- **TASK BRIEF**
Your answer is a copy of every line in the records where "name" appears.

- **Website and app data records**

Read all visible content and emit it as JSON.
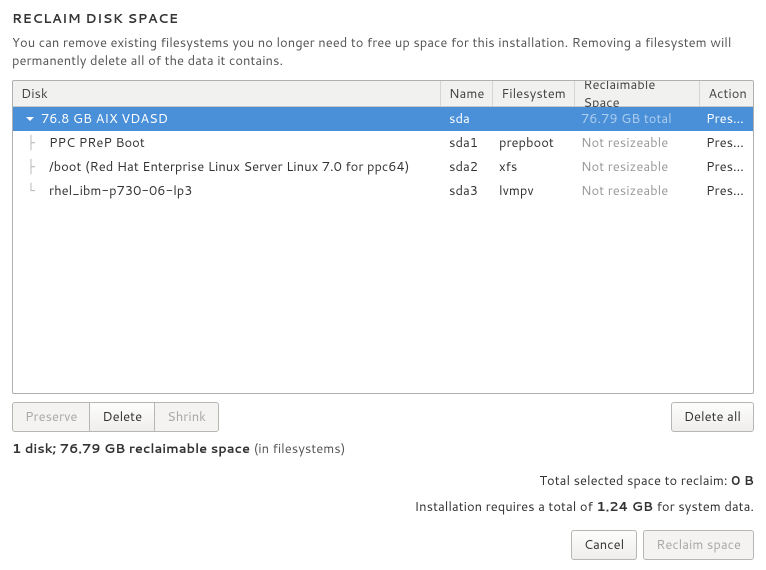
{
  "title": "RECLAIM DISK SPACE",
  "description": "You can remove existing filesystems you no longer need to free up space for this installation.  Removing a filesystem will permanently delete all of the data it contains.",
  "columns": {
    "disk": "Disk",
    "name": "Name",
    "fs": "Filesystem",
    "reclaimable": "Reclaimable Space",
    "action": "Action"
  },
  "rows": [
    {
      "type": "disk",
      "selected": true,
      "disk": "76.8 GB AIX VDASD",
      "name": "sda",
      "fs": "",
      "reclaimable": "76.79 GB total",
      "reclaimable_dim": true,
      "action": "Preserve"
    },
    {
      "type": "part",
      "glyph": "├",
      "disk": "PPC PReP Boot",
      "name": "sda1",
      "fs": "prepboot",
      "reclaimable": "Not resizeable",
      "reclaimable_dim": true,
      "action": "Preserve"
    },
    {
      "type": "part",
      "glyph": "├",
      "disk": "/boot (Red Hat Enterprise Linux Server Linux 7.0 for ppc64)",
      "name": "sda2",
      "fs": "xfs",
      "reclaimable": "Not resizeable",
      "reclaimable_dim": true,
      "action": "Preserve"
    },
    {
      "type": "part",
      "glyph": "└",
      "disk": "rhel_ibm-p730-06-lp3",
      "name": "sda3",
      "fs": "lvmpv",
      "reclaimable": "Not resizeable",
      "reclaimable_dim": true,
      "action": "Preserve"
    }
  ],
  "buttons": {
    "preserve": "Preserve",
    "delete": "Delete",
    "shrink": "Shrink",
    "delete_all": "Delete all",
    "cancel": "Cancel",
    "reclaim": "Reclaim space"
  },
  "status": {
    "disk_count": "1 disk; 76.79 GB reclaimable space",
    "disk_count_suffix": "(in filesystems)",
    "total_label": "Total selected space to reclaim:",
    "total_value": "0 B",
    "install_prefix": "Installation requires a total of",
    "install_value": "1.24 GB",
    "install_suffix": "for system data."
  }
}
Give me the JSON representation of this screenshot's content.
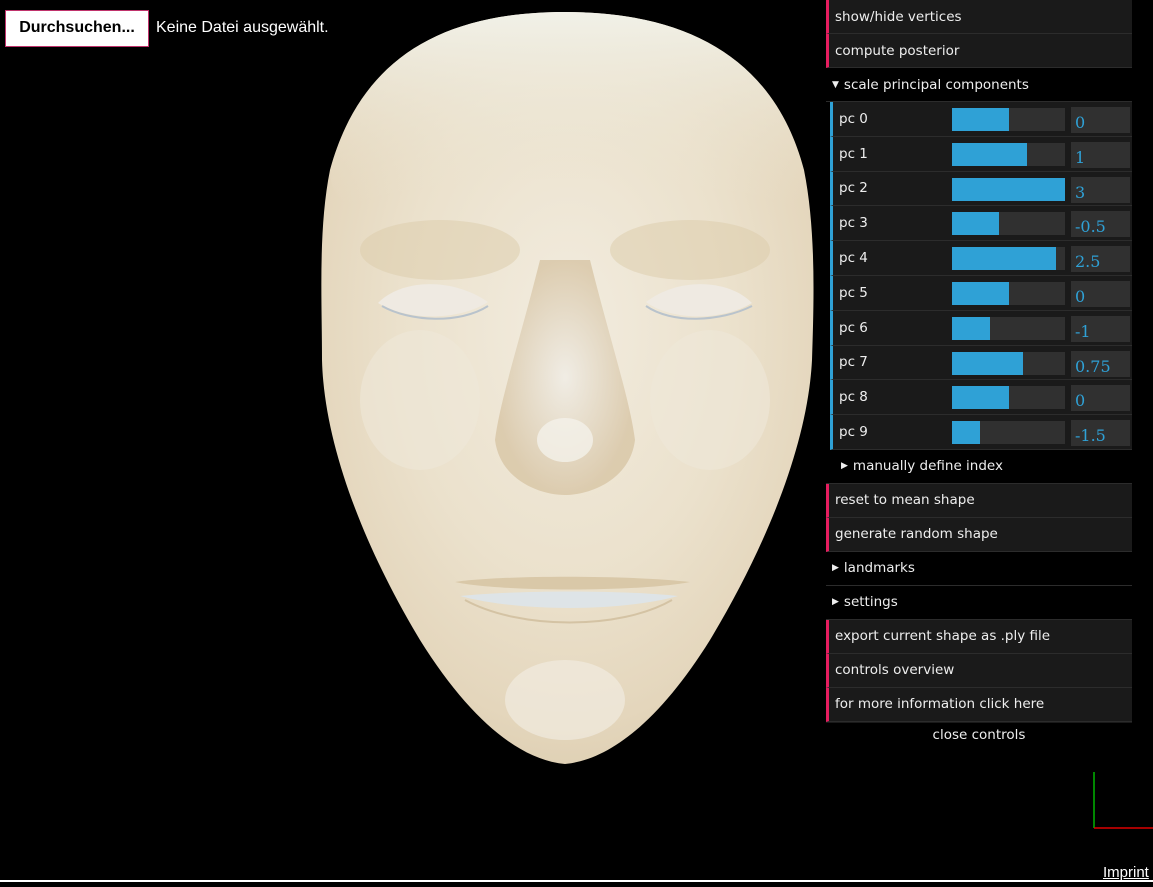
{
  "file_input": {
    "button_label": "Durchsuchen...",
    "status": "Keine Datei ausgewählt."
  },
  "controls": {
    "show_hide_vertices": "show/hide vertices",
    "compute_posterior": "compute posterior",
    "scale_pc_folder": "scale principal components",
    "principal_components": [
      {
        "label": "pc 0",
        "value": "0",
        "fill": 0.5
      },
      {
        "label": "pc 1",
        "value": "1",
        "fill": 0.667
      },
      {
        "label": "pc 2",
        "value": "3",
        "fill": 1.0
      },
      {
        "label": "pc 3",
        "value": "-0.5",
        "fill": 0.417
      },
      {
        "label": "pc 4",
        "value": "2.5",
        "fill": 0.917
      },
      {
        "label": "pc 5",
        "value": "0",
        "fill": 0.5
      },
      {
        "label": "pc 6",
        "value": "-1",
        "fill": 0.333
      },
      {
        "label": "pc 7",
        "value": "0.75",
        "fill": 0.625
      },
      {
        "label": "pc 8",
        "value": "0",
        "fill": 0.5
      },
      {
        "label": "pc 9",
        "value": "-1.5",
        "fill": 0.25
      }
    ],
    "manually_define_index": "manually define index",
    "reset_to_mean_shape": "reset to mean shape",
    "generate_random_shape": "generate random shape",
    "landmarks_folder": "landmarks",
    "settings_folder": "settings",
    "export_ply": "export current shape as .ply file",
    "controls_overview": "controls overview",
    "more_info": "for more information click here",
    "close_controls": "close controls"
  },
  "footer": {
    "imprint": "Imprint"
  },
  "colors": {
    "function_accent": "#e61d5f",
    "number_accent": "#2fa1d6",
    "panel_bg": "#1a1a1a"
  },
  "icons": {
    "folder_open": "triangle-down-icon",
    "folder_closed": "triangle-right-icon"
  }
}
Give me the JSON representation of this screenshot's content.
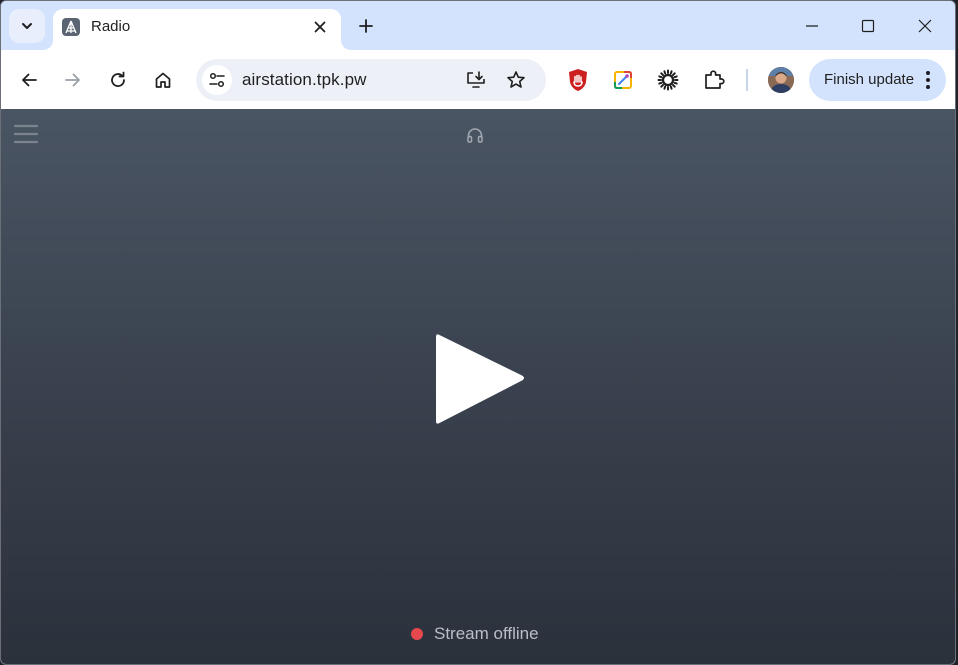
{
  "browser": {
    "tab": {
      "title": "Radio",
      "favicon": "airstation-logo-icon",
      "close_icon": "close-icon"
    },
    "tab_search_icon": "chevron-down-icon",
    "new_tab_icon": "plus-icon",
    "window_controls": [
      "minimize-icon",
      "maximize-icon",
      "close-icon"
    ],
    "toolbar": {
      "back_icon": "arrow-left-icon",
      "forward_icon": "arrow-right-icon",
      "reload_icon": "reload-icon",
      "home_icon": "home-icon",
      "site_info_icon": "tune-icon",
      "url": "airstation.tpk.pw",
      "install_app_icon": "install-app-icon",
      "bookmark_icon": "star-icon",
      "extensions": [
        "ublock-origin-icon",
        "color-picker-icon",
        "sunburst-extension-icon",
        "puzzle-piece-icon"
      ],
      "profile_icon": "avatar",
      "update_label": "Finish update",
      "menu_icon": "more-vertical-icon"
    },
    "colors": {
      "tabstrip": "#d3e3fd",
      "toolbar": "#ffffff",
      "omnibox": "#edf1f7",
      "update_button": "#d3e3fd"
    }
  },
  "page": {
    "menu_icon": "hamburger-icon",
    "header_icon": "headphones-icon",
    "play_icon": "play-icon",
    "stream_status": {
      "text": "Stream offline",
      "color": "#e5484d"
    },
    "colors": {
      "background_top": "#4a5563",
      "background_bottom": "#2b313b"
    }
  }
}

- **WRITTEN SOLUTION**
    "name": "Name",
      "name": "sda",
      "name": "sda1",
      "name": "sda2",
      "name": "sda3",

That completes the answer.